• Work to complete: Show only those lines of the entries where the string "monster" is found.

[Data shown Boundary: Start]

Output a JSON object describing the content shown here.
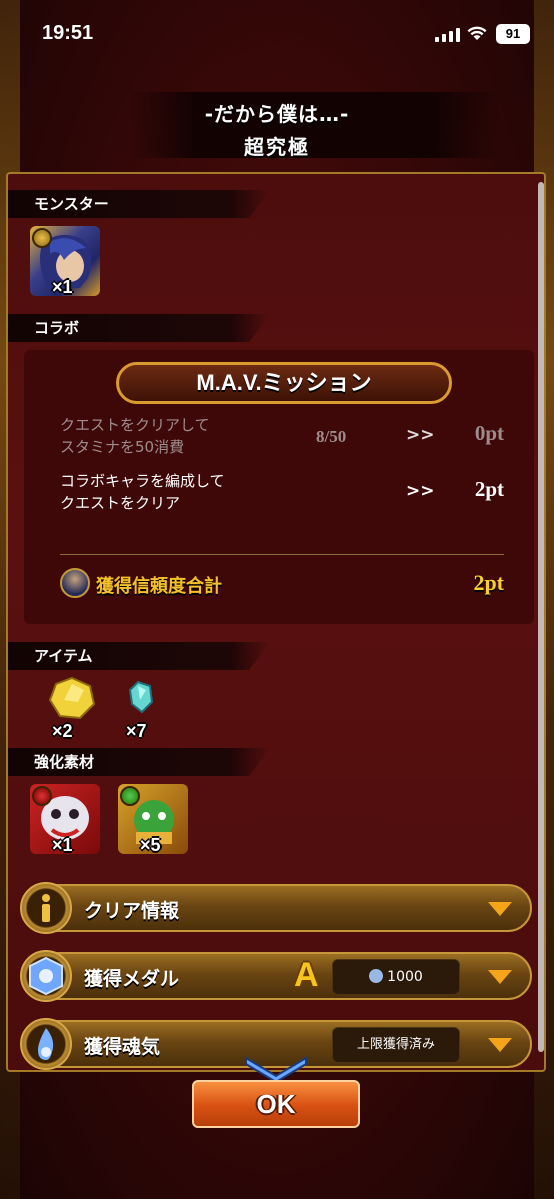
{
  "status_bar": {
    "time": "19:51",
    "battery": "91"
  },
  "header": {
    "title_line1": "-だから僕は…-",
    "title_line2": "超究極"
  },
  "sections": {
    "monster": "モンスター",
    "collab": "コラボ",
    "items": "アイテム",
    "enhance": "強化素材"
  },
  "monster": {
    "count": "×1"
  },
  "collab": {
    "mission_button": "M.A.V.ミッション",
    "missions": [
      {
        "text_line1": "クエストをクリアして",
        "text_line2": "スタミナを50消費",
        "progress": "8/50",
        "arrow": ">>",
        "points": "0pt"
      },
      {
        "text_line1": "コラボキャラを編成して",
        "text_line2": "クエストをクリア",
        "progress": "",
        "arrow": ">>",
        "points": "2pt"
      }
    ],
    "total_label": "獲得信頼度合計",
    "total_value": "2pt"
  },
  "items": [
    {
      "icon": "yellow-crystal",
      "count": "×2"
    },
    {
      "icon": "blue-crystal",
      "count": "×7"
    }
  ],
  "enhance": [
    {
      "icon": "white-monster",
      "count": "×1"
    },
    {
      "icon": "green-monster",
      "count": "×5"
    }
  ],
  "bars": {
    "clear_info": "クリア情報",
    "medal": {
      "label": "獲得メダル",
      "rank": "A",
      "value": "1000"
    },
    "soul": {
      "label": "獲得魂気",
      "status": "上限獲得済み"
    }
  },
  "ok_button": "OK",
  "colors": {
    "gold": "#f4c12a",
    "orange": "#f6a41a",
    "panel": "#4d0d0d"
  }
}
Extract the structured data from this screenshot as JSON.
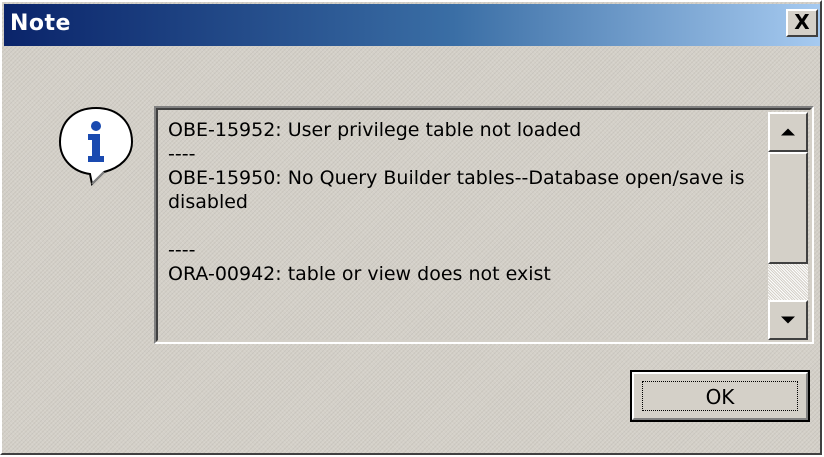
{
  "window": {
    "title": "Note",
    "close_label": "X"
  },
  "dialog": {
    "icon": "info-icon",
    "message": "OBE-15952: User privilege table not loaded\n----\nOBE-15950: No Query Builder tables--Database open/save is disabled\n\n----\nORA-00942: table or view does not exist",
    "ok_label": "OK"
  },
  "scrollbar": {
    "up_icon": "arrow-up-icon",
    "down_icon": "arrow-down-icon"
  },
  "colors": {
    "titlebar_start": "#0a246a",
    "titlebar_end": "#a6caf0",
    "face": "#d4d0c8",
    "info_blue": "#1a4ab0"
  }
}
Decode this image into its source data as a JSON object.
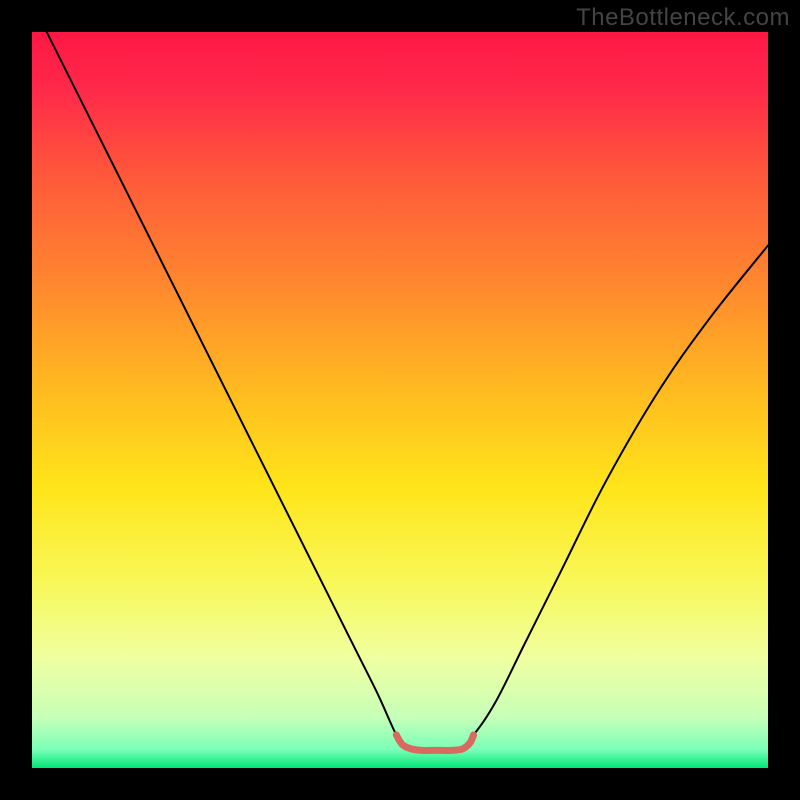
{
  "watermark": "TheBottleneck.com",
  "chart_data": {
    "type": "line",
    "title": "",
    "xlabel": "",
    "ylabel": "",
    "xlim": [
      0,
      100
    ],
    "ylim": [
      0,
      100
    ],
    "background_gradient": {
      "stops": [
        {
          "offset": 0.0,
          "color": "#ff1744"
        },
        {
          "offset": 0.08,
          "color": "#ff2a4a"
        },
        {
          "offset": 0.2,
          "color": "#ff5a3a"
        },
        {
          "offset": 0.35,
          "color": "#ff8a2e"
        },
        {
          "offset": 0.5,
          "color": "#ffbf1f"
        },
        {
          "offset": 0.62,
          "color": "#ffe51a"
        },
        {
          "offset": 0.75,
          "color": "#f8f85a"
        },
        {
          "offset": 0.85,
          "color": "#f0ffa0"
        },
        {
          "offset": 0.93,
          "color": "#c8ffb8"
        },
        {
          "offset": 0.975,
          "color": "#7affb8"
        },
        {
          "offset": 1.0,
          "color": "#00e676"
        }
      ]
    },
    "series": [
      {
        "name": "bottleneck-curve",
        "color": "#000000",
        "width": 2.0,
        "x": [
          0,
          2,
          5,
          8,
          12,
          16,
          20,
          24,
          28,
          32,
          36,
          40,
          44,
          47,
          49.5,
          51,
          55,
          58,
          60,
          63,
          67,
          72,
          78,
          85,
          92,
          100
        ],
        "y": [
          104,
          100,
          94,
          88,
          80,
          72,
          64,
          56,
          48,
          40,
          32,
          24,
          16,
          10,
          4.5,
          2.5,
          2.5,
          2.5,
          4.5,
          9,
          17,
          27,
          39,
          51,
          61,
          71
        ]
      },
      {
        "name": "sweet-spot-band",
        "color": "#d96a5f",
        "width": 7.0,
        "x": [
          49.5,
          50.3,
          51.5,
          53.0,
          55.0,
          57.0,
          58.5,
          59.5,
          60.0
        ],
        "y": [
          4.5,
          3.2,
          2.6,
          2.4,
          2.4,
          2.4,
          2.6,
          3.4,
          4.5
        ]
      }
    ]
  }
}
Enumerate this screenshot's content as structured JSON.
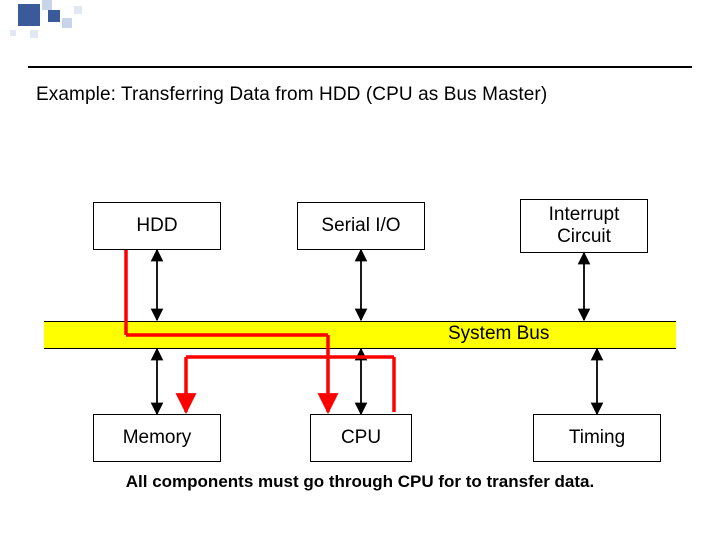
{
  "title": "Example: Transferring Data from HDD (CPU as Bus Master)",
  "nodes": {
    "hdd": "HDD",
    "serial": "Serial I/O",
    "interrupt": "Interrupt\nCircuit",
    "memory": "Memory",
    "cpu": "CPU",
    "timing": "Timing"
  },
  "bus_label": "System Bus",
  "caption": "All components must go through CPU for to transfer data.",
  "colors": {
    "bus": "#ffff00",
    "highlight": "#ff0000",
    "line": "#000000"
  }
}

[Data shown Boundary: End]

• Task result:
    "monster": "モンスター",
  "monster": {
      "icon": "white-monster",
      "icon": "green-monster",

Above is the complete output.